The Lonely Battle of Thomas Reid

Director: Feargal Ward

Release Date: Friday 19th October 2018

Genre(s): Documentary

Running time: 76 minutes

Thomas Reid is a Kildare farmer struggling to keep the farm a going concern. He’s lived alone in the farmhouse, a cluttered abode that more than hints that it’s occupied by a hoarder, which has been in his family for generations: this is not just a farm to Thomas. But all that is threatened to be taken away from him when he’s approached by officials representing the IDA, asking him to sell his land. When Thomas politely refuses, the IDA set about pressuring him but the lonely farmer is determined not to sell and is prepared to take it all the way to the High Court…

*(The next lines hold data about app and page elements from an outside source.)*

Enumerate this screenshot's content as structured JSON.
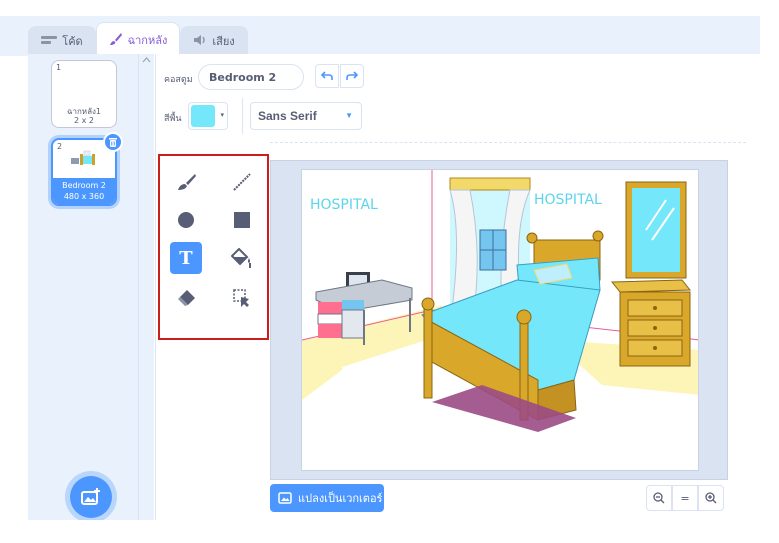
{
  "tabs": [
    {
      "label": "โค้ด",
      "icon": "code-icon",
      "active": false
    },
    {
      "label": "ฉากหลัง",
      "icon": "brush-icon",
      "active": true
    },
    {
      "label": "เสียง",
      "icon": "speaker-icon",
      "active": false
    }
  ],
  "costumes": [
    {
      "num": "1",
      "name": "ฉากหลัง1",
      "size": "2 x 2",
      "selected": false
    },
    {
      "num": "2",
      "name": "Bedroom 2",
      "size": "480 x 360",
      "selected": true
    }
  ],
  "editor": {
    "costume_label": "คอสตูม",
    "costume_name": "Bedroom 2",
    "fill_label": "สีพื้น",
    "fill_color": "#74e7fb",
    "font": "Sans Serif"
  },
  "tools": [
    {
      "name": "brush-tool",
      "icon": "brush-icon",
      "active": false
    },
    {
      "name": "line-tool",
      "icon": "line-icon",
      "active": false
    },
    {
      "name": "circle-tool",
      "icon": "circle-icon",
      "active": false
    },
    {
      "name": "rectangle-tool",
      "icon": "rectangle-icon",
      "active": false
    },
    {
      "name": "text-tool",
      "icon": "text-icon",
      "active": true
    },
    {
      "name": "fill-tool",
      "icon": "paint-bucket-icon",
      "active": false
    },
    {
      "name": "eraser-tool",
      "icon": "eraser-icon",
      "active": false
    },
    {
      "name": "select-tool",
      "icon": "select-icon",
      "active": false
    }
  ],
  "canvas": {
    "left_sign": "HOSPITAL",
    "right_sign": "HOSPITAL"
  },
  "bottom": {
    "convert_label": "แปลงเป็นเวกเตอร์",
    "zoom_out": "-",
    "zoom_reset": "=",
    "zoom_in": "+"
  },
  "colors": {
    "accent": "#4c97ff",
    "highlight_border": "#cc1d1d",
    "active_tab_text": "#855cd6"
  }
}
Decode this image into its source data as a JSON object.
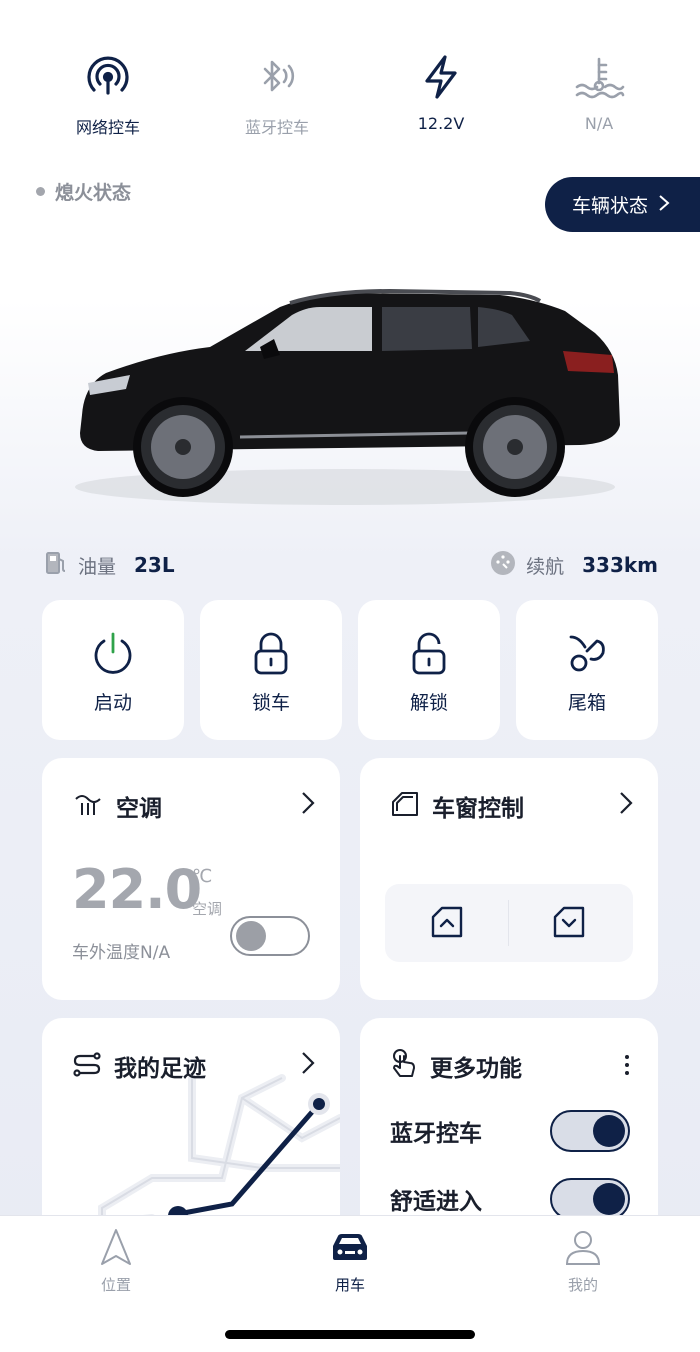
{
  "status_bar": {
    "items": [
      {
        "label": "网络控车",
        "icon": "network-signal-icon",
        "active": true
      },
      {
        "label": "蓝牙控车",
        "icon": "bluetooth-icon",
        "active": false
      },
      {
        "label": "12.2V",
        "icon": "lightning-icon",
        "active": true
      },
      {
        "label": "N/A",
        "icon": "coolant-temperature-icon",
        "active": false
      }
    ]
  },
  "engine_status": "熄火状态",
  "vehicle_status_button": "车辆状态",
  "stats": {
    "fuel_label": "油量",
    "fuel_value": "23L",
    "range_label": "续航",
    "range_value": "333km"
  },
  "quick_actions": [
    {
      "label": "启动",
      "icon": "power-icon"
    },
    {
      "label": "锁车",
      "icon": "lock-icon"
    },
    {
      "label": "解锁",
      "icon": "unlock-icon"
    },
    {
      "label": "尾箱",
      "icon": "trunk-icon"
    }
  ],
  "ac_card": {
    "title": "空调",
    "temperature": "22.0",
    "unit": "℃",
    "unit_sub": "空调",
    "outside_temp": "车外温度N/A",
    "enabled": false
  },
  "window_card": {
    "title": "车窗控制"
  },
  "track_card": {
    "title": "我的足迹"
  },
  "more_card": {
    "title": "更多功能",
    "rows": [
      {
        "label": "蓝牙控车",
        "enabled": true
      },
      {
        "label": "舒适进入",
        "enabled": true
      }
    ]
  },
  "tabbar": {
    "items": [
      {
        "label": "位置",
        "active": false
      },
      {
        "label": "用车",
        "active": true
      },
      {
        "label": "我的",
        "active": false
      }
    ]
  },
  "colors": {
    "brand": "#0f2147",
    "inactive": "#9aa0ab",
    "power_accent": "#2fa24a"
  }
}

Playing like a sister film to Gerrard Barrett’s grim debut 'Pilgrim Hill', Feargal Ward’s trim feature length debut is an engaging David Vs Goliath story. But Ward, along with co-writer Tadhg O’Sullivan, takes an unconventional approach to the case. They stay with Thomas Reid throughout, who rarely leaves his farm, and so incorporate dramatic reconstructions of the court case right there in the fields with the dialogue taken from the court transcripts.

It can be a distracting tactic, as it draws attention to what the director is up to when the audience is supposed to be engrossed with the character study, and yet it remains a strangely refreshing one. The aerial shot that has the camera sweep over Reid’s farm while the radio belts out reports of the ongoing case, developments that are far beyond poor Thomas Reid’s control, is a wonderful touch.

The unseen forces at play, forcing the hand of this honest man angry up the blood something rotten. The way the IDA officials handle the compulsory purchase order at the behest of a global tech corporation is nothing short of bullying. At one point Reid discovers a dead rabbit, and wonders if his land has been poisoned. Reid, on his own – always on his own – does what he can to push back: the blocking up of his letterbox in a vain attempt to claim he never received any letters of notification is as brilliant as it is pathetic.

It’s when Ward lets the camera run on Reid, who allows the crew a peek into his very private life, that gives the docu-drama real heart. Reid is reluctant to throw anything out and is proud of his mountainous VHS library (a lot of Dallas and Keeping Up Appearances) and his vinyl collection (The Stones, a debut 7 inch from The Boomtown Rats).

Score one for the little guy.